[DATA EXTRACT — start]
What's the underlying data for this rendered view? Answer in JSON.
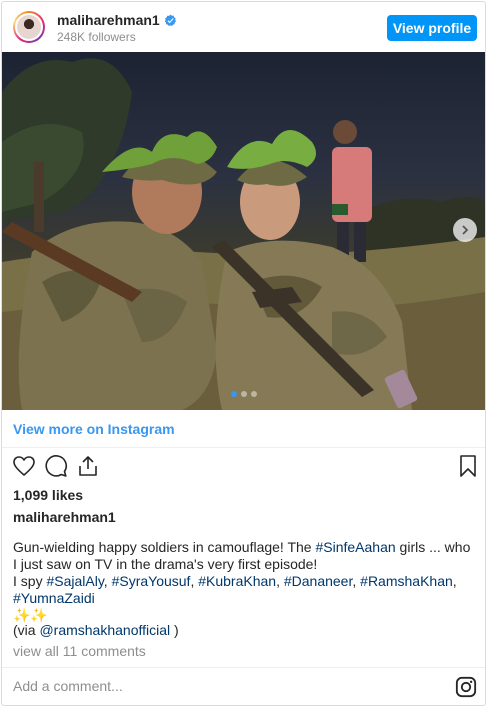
{
  "header": {
    "username": "maliharehman1",
    "followers": "248K followers",
    "view_profile_label": "View profile"
  },
  "media": {
    "carousel_total": 3,
    "carousel_active_index": 0
  },
  "view_more_label": "View more on Instagram",
  "likes": "1,099 likes",
  "caption": {
    "username": "maliharehman1",
    "line1_pre": "Gun-wielding happy soldiers in camouflage! The ",
    "line1_tag": "#SinfeAahan",
    "line1_post": " girls ... who I just saw on TV in the drama's very first episode!",
    "spy_pre": "I spy ",
    "tags": [
      "#SajalAly",
      "#SyraYousuf",
      "#KubraKhan",
      "#Dananeer",
      "#RamshaKhan",
      "#YumnaZaidi"
    ],
    "emoji": "✨✨",
    "via_pre": "(via ",
    "via_tag": "@ramshakhanofficial",
    "via_post": " )"
  },
  "comments_label": "view all 11 comments",
  "comment_placeholder": "Add a comment...",
  "colors": {
    "accent": "#0095f6",
    "link": "#3897f0",
    "hashtag": "#00376b",
    "muted": "#8e8e8e"
  },
  "icons": {
    "like": "heart-icon",
    "comment": "comment-icon",
    "share": "share-icon",
    "save": "bookmark-icon",
    "instagram": "instagram-logo-icon",
    "verified": "verified-badge-icon",
    "next": "chevron-right-icon"
  }
}
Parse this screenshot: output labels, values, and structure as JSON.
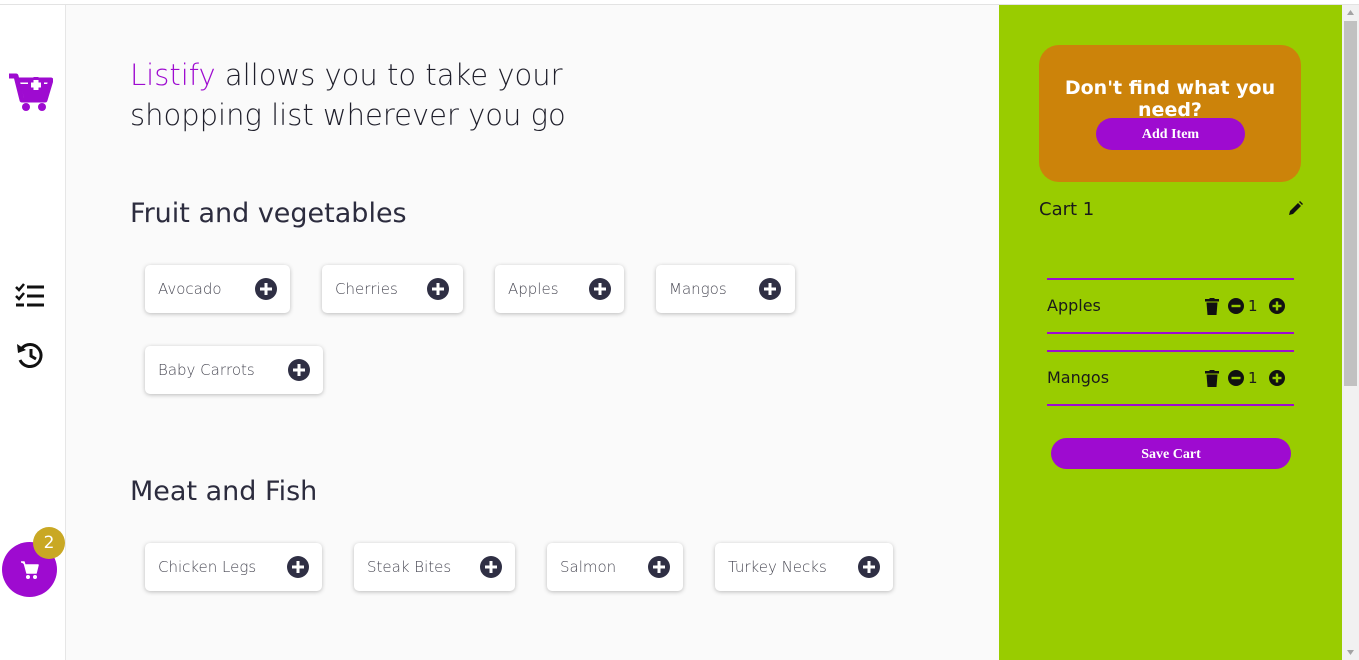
{
  "headline": {
    "brand": "Listify",
    "rest": " allows you to take your shopping list wherever you go"
  },
  "sections": [
    {
      "title": "Fruit and vegetables"
    },
    {
      "title": "Meat and Fish"
    }
  ],
  "products": {
    "fruit": [
      "Avocado",
      "Cherries",
      "Apples",
      "Mangos",
      "Baby Carrots"
    ],
    "meat": [
      "Chicken Legs",
      "Steak Bites",
      "Salmon",
      "Turkey Necks"
    ]
  },
  "cart_badge": "2",
  "panel": {
    "promo_text": "Don't find what you need?",
    "add_item_label": "Add Item",
    "cart_name": "Cart 1",
    "items": [
      {
        "name": "Apples",
        "qty": "1"
      },
      {
        "name": "Mangos",
        "qty": "1"
      }
    ],
    "save_label": "Save Cart"
  },
  "colors": {
    "accent": "#9e0bd0",
    "panel": "#99cc00",
    "promo": "#cc830a",
    "badge": "#c9a824"
  },
  "icons": [
    "add-to-cart-logo-icon",
    "checklist-icon",
    "history-icon",
    "cart-icon",
    "plus-circle-icon",
    "pencil-icon",
    "trash-icon",
    "minus-circle-icon"
  ]
}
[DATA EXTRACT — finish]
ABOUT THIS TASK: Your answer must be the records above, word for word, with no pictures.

ANSWER AREA:
What's the underlying data for this rendered view? Answer in JSON.
{
  "header": {
    "username": "maliharehman1",
    "followers": "248K followers",
    "view_profile_label": "View profile"
  },
  "media": {
    "carousel_total": 3,
    "carousel_active_index": 0
  },
  "view_more_label": "View more on Instagram",
  "likes": "1,099 likes",
  "caption": {
    "username": "maliharehman1",
    "line1_pre": "Gun-wielding happy soldiers in camouflage! The ",
    "line1_tag": "#SinfeAahan",
    "line1_post": " girls ... who I just saw on TV in the drama's very first episode!",
    "spy_pre": "I spy ",
    "tags": [
      "#SajalAly",
      "#SyraYousuf",
      "#KubraKhan",
      "#Dananeer",
      "#RamshaKhan",
      "#YumnaZaidi"
    ],
    "emoji": "✨✨",
    "via_pre": "(via ",
    "via_tag": "@ramshakhanofficial",
    "via_post": " )"
  },
  "comments_label": "view all 11 comments",
  "comment_placeholder": "Add a comment...",
  "colors": {
    "accent": "#0095f6",
    "link": "#3897f0",
    "hashtag": "#00376b",
    "muted": "#8e8e8e"
  },
  "icons": {
    "like": "heart-icon",
    "comment": "comment-icon",
    "share": "share-icon",
    "save": "bookmark-icon",
    "instagram": "instagram-logo-icon",
    "verified": "verified-badge-icon",
    "next": "chevron-right-icon"
  }
}
Parse this screenshot: output labels, values, and structure as JSON.
{
  "headline": {
    "brand": "Listify",
    "rest": " allows you to take your shopping list wherever you go"
  },
  "sections": [
    {
      "title": "Fruit and vegetables"
    },
    {
      "title": "Meat and Fish"
    }
  ],
  "products": {
    "fruit": [
      "Avocado",
      "Cherries",
      "Apples",
      "Mangos",
      "Baby Carrots"
    ],
    "meat": [
      "Chicken Legs",
      "Steak Bites",
      "Salmon",
      "Turkey Necks"
    ]
  },
  "cart_badge": "2",
  "panel": {
    "promo_text": "Don't find what you need?",
    "add_item_label": "Add Item",
    "cart_name": "Cart 1",
    "items": [
      {
        "name": "Apples",
        "qty": "1"
      },
      {
        "name": "Mangos",
        "qty": "1"
      }
    ],
    "save_label": "Save Cart"
  },
  "colors": {
    "accent": "#9e0bd0",
    "panel": "#99cc00",
    "promo": "#cc830a",
    "badge": "#c9a824"
  },
  "icons": [
    "add-to-cart-logo-icon",
    "checklist-icon",
    "history-icon",
    "cart-icon",
    "plus-circle-icon",
    "pencil-icon",
    "trash-icon",
    "minus-circle-icon"
  ]
}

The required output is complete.